Through the years, we have all gotten used to liability waivers. You know, the things that you sign that say the business isn’t responsible if you get hurt. If you are a parent, you have inked them for every team your kid has played on and at every facility you frequent. Adults sign them at potentially risky places like racetracks, horseback riding venues, and sky diving enterprises (gulp). Businesses faced with the specter of lawsuits from COVID-19 may be wondering if they should make customers sign them. As you probably know, both the Arizona legislature and Congress are working on passing separate measures to provide businesses with some protection from what I’ll call “zealous” members of my brethren itching to instigate litigation.
However, until these measures are more concrete, a liability waiver certainly can’t hurt.
First, let me clarify what we aren’t talking about here. You shouldn’t be using these for employees. Employers are in a near-impossible predicament right now --- having to digest hundreds of pages of guidelines, instituting new procedures, and dealing with laws that haven’t applied to them before. It’s a mess and very stressful. A waiver seems like a simple solution, right? If I had a game show buzzer, here is where I would buzz in. Instead, I will just say “sorry, no”. An employee waiver is likely unenforceable. As an employer, it’s your job to make a workplace safe under the Occupational Safety and Health Administration Act (“OSHA”). Making employees sign a waiver could be, in effect, an admission that your workplace is not safe. Don’t do that. But you must stay abreast of changing regulations. You should have the right policies and know about the ever-changing FAQs on the websites of the Department of Labor, OSHA, Equal Employment Opportunity Commission, and the Centers for Disease Control. I’m sorry to say, it is changing daily and difficult for all of us to stay on top of.
What about customer waivers, though? This is where I see some benefit.
So, let's talk about Arizona. I’m not going to quote a case and will keep this at a high level. Arizona law does let parties contract to or agree about who will bear the risk of an injury caused by the other party’s negligence. However, the Arizona Constitution has a provision that says the enforceability of this kind of an assumption of the risk is always a question of fact for a jury to decide. Whether a waiver will be valid depends on an assessment of public policy and whether the parties bargained for the limitation of the liability in that contract. The test for the public policy analysis has a few factors including whether there was unequal bargaining power between the injured person and the business. On the bargaining part of the assessment, a jury has to determine if the risk was one specifically set out in the waiver and if the injured intentionally waived the right.
What does all this mean? In short, waivers won’t get you out of lawsuit completely (because there is a question of fact there), but a well-crafted waiver could give you a shot at winning the day. Plus, don’t forget that some of the benefit is in the psychological effect of signing a waiver.
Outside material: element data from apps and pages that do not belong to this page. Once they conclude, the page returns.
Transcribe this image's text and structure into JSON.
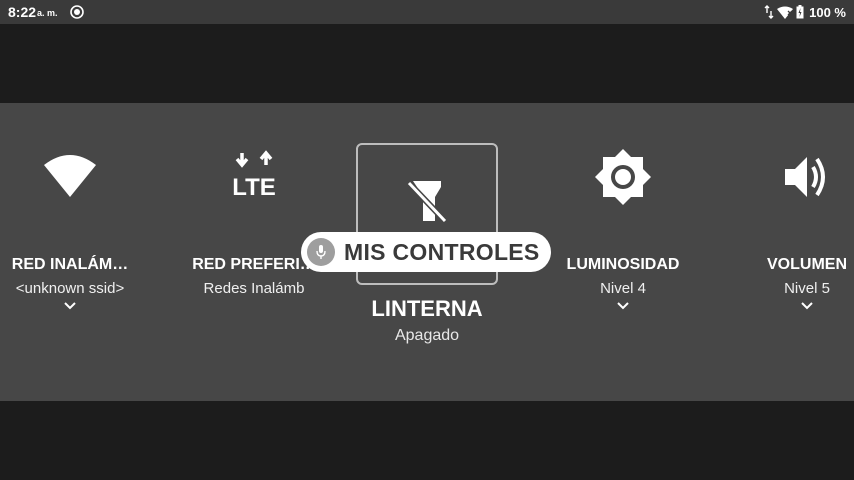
{
  "status": {
    "time": "8:22",
    "ampm": "a. m.",
    "battery": "100 %"
  },
  "tiles": [
    {
      "label": "RED INALÁM…",
      "sub": "<unknown ssid>",
      "icon": "wifi-icon"
    },
    {
      "label": "RED PREFERI…",
      "sub": "Redes Inalámb",
      "icon": "lte-icon",
      "icon_text": "LTE"
    },
    {
      "label": "LINTERNA",
      "sub": "Apagado",
      "icon": "flashlight-off-icon"
    },
    {
      "label": "LUMINOSIDAD",
      "sub": "Nivel 4",
      "icon": "brightness-icon"
    },
    {
      "label": "VOLUMEN",
      "sub": "Nivel 5",
      "icon": "volume-icon"
    }
  ],
  "chip": {
    "label": "MIS CONTROLES",
    "icon": "mic-icon"
  },
  "colors": {
    "status_bar": "#3a3a3a",
    "panel": "#474747",
    "background": "#1c1c1c",
    "chip": "#ffffff"
  }
}
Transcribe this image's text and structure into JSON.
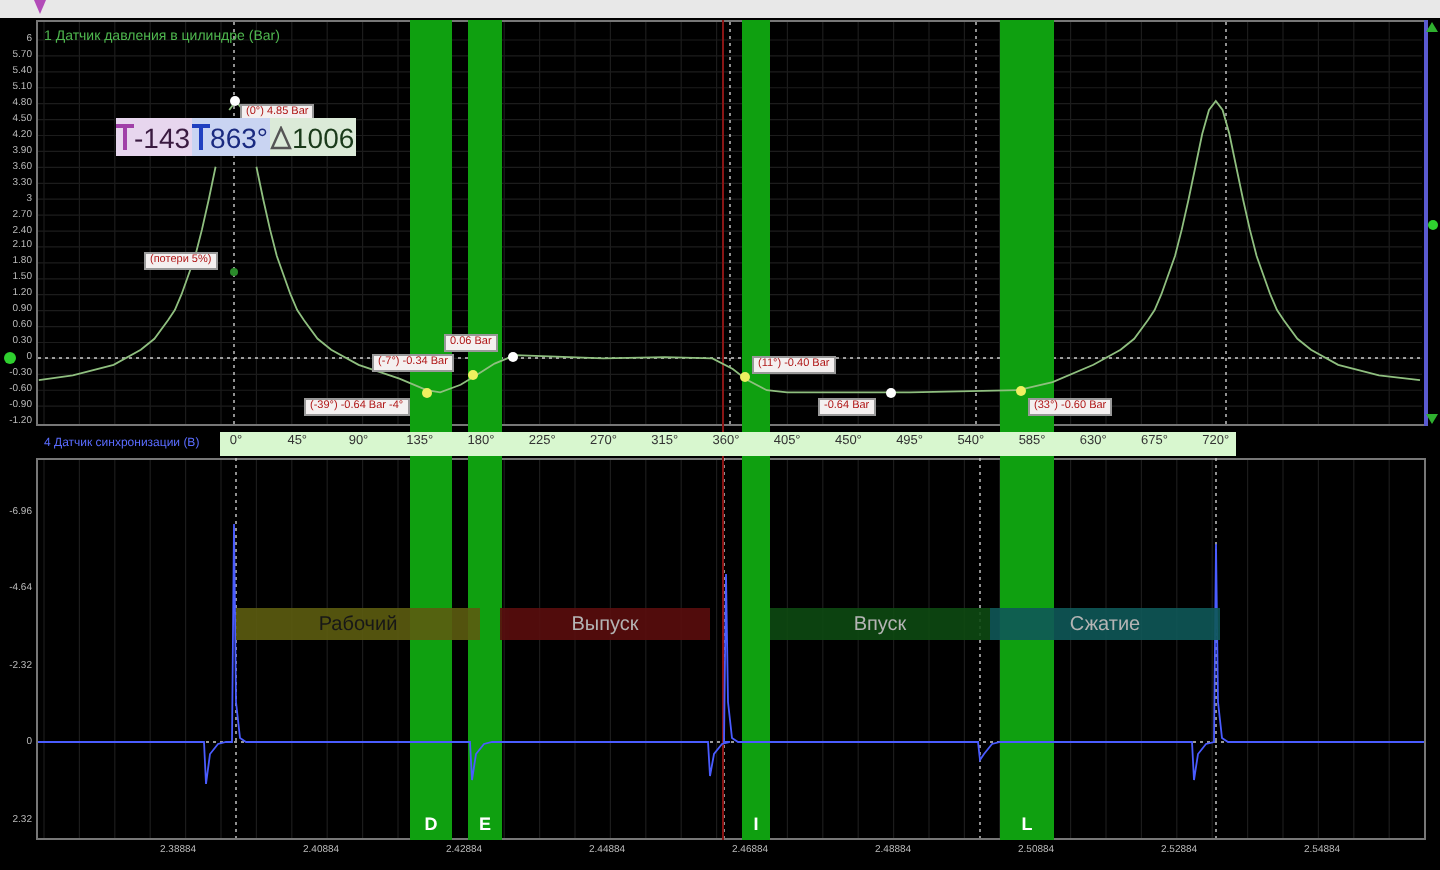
{
  "panels": [
    {
      "title": "1 Датчик давления в цилиндре (Bar)",
      "chart_data": {
        "type": "line",
        "xlim": [
          -147,
          873
        ],
        "ylim": [
          -1.275,
          6.377
        ],
        "xticks": [
          {
            "value": 0,
            "label": "0°"
          },
          {
            "value": 45,
            "label": "45°"
          },
          {
            "value": 90,
            "label": "90°"
          },
          {
            "value": 135,
            "label": "135°"
          },
          {
            "value": 180,
            "label": "180°"
          },
          {
            "value": 225,
            "label": "225°"
          },
          {
            "value": 270,
            "label": "270°"
          },
          {
            "value": 315,
            "label": "315°"
          },
          {
            "value": 360,
            "label": "360°"
          },
          {
            "value": 405,
            "label": "405°"
          },
          {
            "value": 450,
            "label": "450°"
          },
          {
            "value": 495,
            "label": "495°"
          },
          {
            "value": 540,
            "label": "540°"
          },
          {
            "value": 585,
            "label": "585°"
          },
          {
            "value": 630,
            "label": "630°"
          },
          {
            "value": 675,
            "label": "675°"
          },
          {
            "value": 720,
            "label": "720°"
          }
        ],
        "yticks": [
          {
            "value": 6,
            "label": "6"
          },
          {
            "value": 5.7,
            "label": "5.70"
          },
          {
            "value": 5.4,
            "label": "5.40"
          },
          {
            "value": 5.1,
            "label": "5.10"
          },
          {
            "value": 4.8,
            "label": "4.80"
          },
          {
            "value": 4.5,
            "label": "4.50"
          },
          {
            "value": 4.2,
            "label": "4.20"
          },
          {
            "value": 3.9,
            "label": "3.90"
          },
          {
            "value": 3.6,
            "label": "3.60"
          },
          {
            "value": 3.3,
            "label": "3.30"
          },
          {
            "value": 3,
            "label": "3"
          },
          {
            "value": 2.7,
            "label": "2.70"
          },
          {
            "value": 2.4,
            "label": "2.40"
          },
          {
            "value": 2.1,
            "label": "2.10"
          },
          {
            "value": 1.8,
            "label": "1.80"
          },
          {
            "value": 1.5,
            "label": "1.50"
          },
          {
            "value": 1.2,
            "label": "1.20"
          },
          {
            "value": 0.9,
            "label": "0.90"
          },
          {
            "value": 0.6,
            "label": "0.60"
          },
          {
            "value": 0.3,
            "label": "0.30"
          },
          {
            "value": 0,
            "label": "0"
          },
          {
            "value": -0.3,
            "label": "-0.30"
          },
          {
            "value": -0.6,
            "label": "-0.60"
          },
          {
            "value": -0.9,
            "label": "-0.90"
          },
          {
            "value": -1.2,
            "label": "-1.20"
          }
        ],
        "x": [
          -145,
          -120,
          -90,
          -70,
          -60,
          -50,
          -45,
          -40,
          -30,
          -25,
          -20,
          -15,
          -10,
          -5,
          0,
          5,
          10,
          15,
          20,
          25,
          30,
          40,
          45,
          50,
          60,
          70,
          90,
          120,
          140,
          150,
          165,
          175,
          190,
          205,
          225,
          270,
          315,
          350,
          365,
          375,
          390,
          405,
          450,
          495,
          540,
          575,
          600,
          630,
          650,
          660,
          670,
          675,
          680,
          690,
          695,
          700,
          705,
          710,
          715,
          720,
          725,
          730,
          735,
          740,
          745,
          750,
          760,
          765,
          770,
          780,
          790,
          810,
          840,
          870
        ],
        "series": [
          {
            "color": "#8fbf7f",
            "values": [
              -0.41,
              -0.32,
              -0.12,
              0.16,
              0.37,
              0.72,
              0.91,
              1.21,
              1.93,
              2.43,
              3.0,
              3.61,
              null,
              4.68,
              4.85,
              4.68,
              null,
              3.61,
              3.0,
              2.43,
              1.93,
              1.21,
              0.91,
              0.72,
              0.37,
              0.16,
              -0.12,
              -0.38,
              -0.6,
              -0.64,
              -0.5,
              -0.34,
              -0.1,
              0.06,
              0.04,
              0.0,
              0.02,
              0.0,
              -0.2,
              -0.4,
              -0.6,
              -0.64,
              -0.64,
              -0.64,
              -0.62,
              -0.6,
              -0.45,
              -0.12,
              0.16,
              0.37,
              0.72,
              0.91,
              1.21,
              1.93,
              2.43,
              3.0,
              3.61,
              4.23,
              4.68,
              4.85,
              4.68,
              4.23,
              3.61,
              3.0,
              2.43,
              1.93,
              1.21,
              0.91,
              0.72,
              0.37,
              0.16,
              -0.12,
              -0.32,
              -0.41
            ]
          }
        ]
      }
    },
    {
      "title": "4 Датчик синхронизации (В)",
      "y_labels": [
        "-6.96",
        "-4.64",
        "-2.32",
        "0",
        "2.32"
      ]
    }
  ],
  "measurement": {
    "marker_a": "-143",
    "marker_b": "863°",
    "delta": "1006"
  },
  "annotations": [
    "(0°) 4.85 Bar",
    "(потери 5%)",
    "0.06 Bar",
    "(-7°) -0.34 Bar",
    "(-39°) -0.64 Bar -4°",
    "(11°) -0.40 Bar",
    "-0.64 Bar",
    "(33°) -0.60 Bar"
  ],
  "time_axis": [
    "2.38884",
    "2.40884",
    "2.42884",
    "2.44884",
    "2.46884",
    "2.48884",
    "2.50884",
    "2.52884",
    "2.54884"
  ],
  "zones": [
    {
      "label": "D"
    },
    {
      "label": "E"
    },
    {
      "label": "I"
    },
    {
      "label": "L"
    }
  ],
  "phases": [
    {
      "label": "Рабочий",
      "color": "#5c5c10"
    },
    {
      "label": "Выпуск",
      "color": "#5a0e0e"
    },
    {
      "label": "Впуск",
      "color": "#0e4a12"
    },
    {
      "label": "Сжатие",
      "color": "#0f5858"
    }
  ]
}
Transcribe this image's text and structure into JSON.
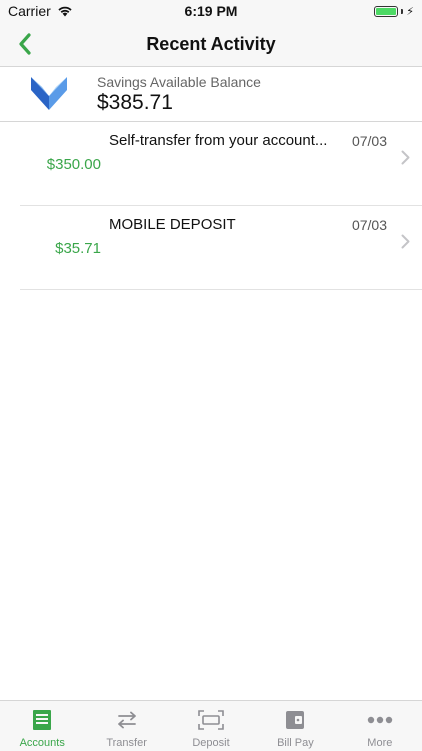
{
  "status_bar": {
    "carrier": "Carrier",
    "time": "6:19 PM",
    "battery_color": "#4cd964"
  },
  "nav": {
    "title": "Recent Activity",
    "back_icon": "chevron-left-icon",
    "accent": "#3aa64a"
  },
  "account": {
    "label": "Savings Available Balance",
    "balance": "$385.71"
  },
  "transactions": [
    {
      "description": "Self-transfer from your account...",
      "date": "07/03",
      "amount": "$350.00"
    },
    {
      "description": "MOBILE DEPOSIT",
      "date": "07/03",
      "amount": "$35.71"
    }
  ],
  "tabs": [
    {
      "label": "Accounts",
      "icon": "accounts-icon",
      "active": true
    },
    {
      "label": "Transfer",
      "icon": "transfer-icon",
      "active": false
    },
    {
      "label": "Deposit",
      "icon": "deposit-icon",
      "active": false
    },
    {
      "label": "Bill Pay",
      "icon": "wallet-icon",
      "active": false
    },
    {
      "label": "More",
      "icon": "more-icon",
      "active": false
    }
  ]
}
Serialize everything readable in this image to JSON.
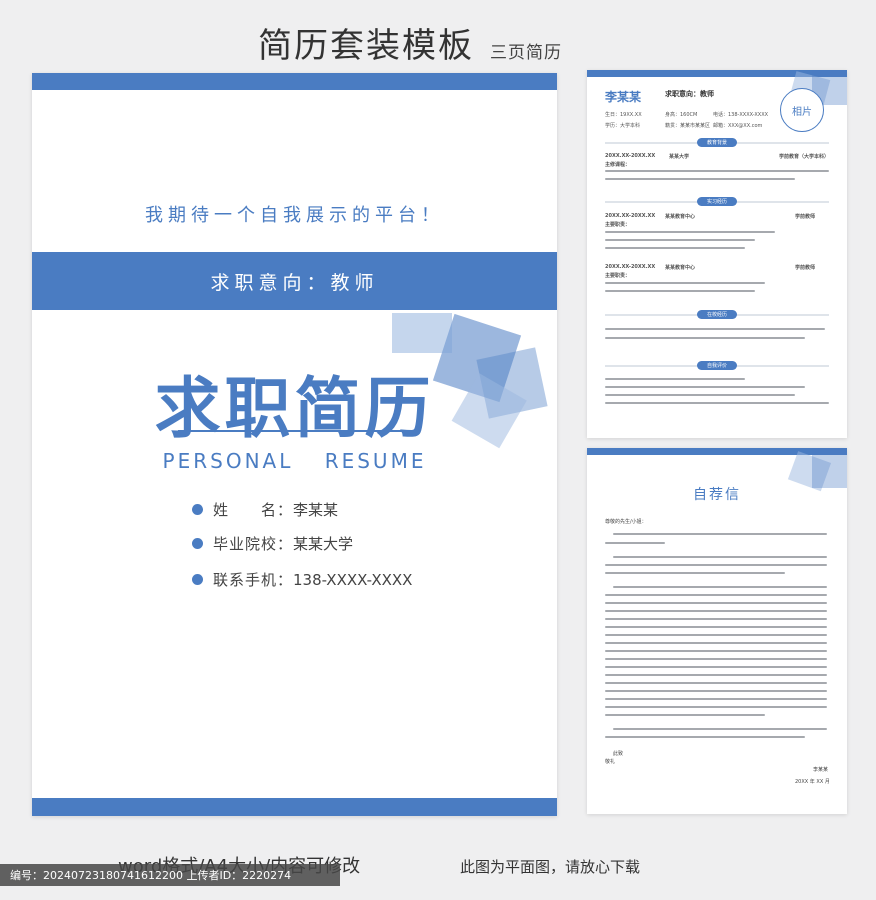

What can you do to increase the chance your waiver will work?
Keep it simple but precise. Tailor the waiver to your business and the activity. The broader it is, the riskier it is. Be specific about the particular risks customers are waiving.
Make sure it has clear, plain, unambiguous language and is easy to read.
Your customer must acknowledge he or she understands and accepts the risks voluntarily. Consider making the waiver language ALL CAPS AND BOLD.
If you are warning customers at the business, make sure that’s reflected in the waiver and reinforced physically (for example, with posted signs) in your space.
Train your employees well so they get waivers signed.
I suggest using a general waiver and then having a specific COVID section to be initialed. You can continue to use the waiver without the COVID provision after the pandemic passes.
Let’s hope the Arizona legislature and Congress move quickly to offer some protection for businesses but, as with anything political, you can’t count on it. In the interim, I think a customer waiver is not a bad bet in quite a few industries.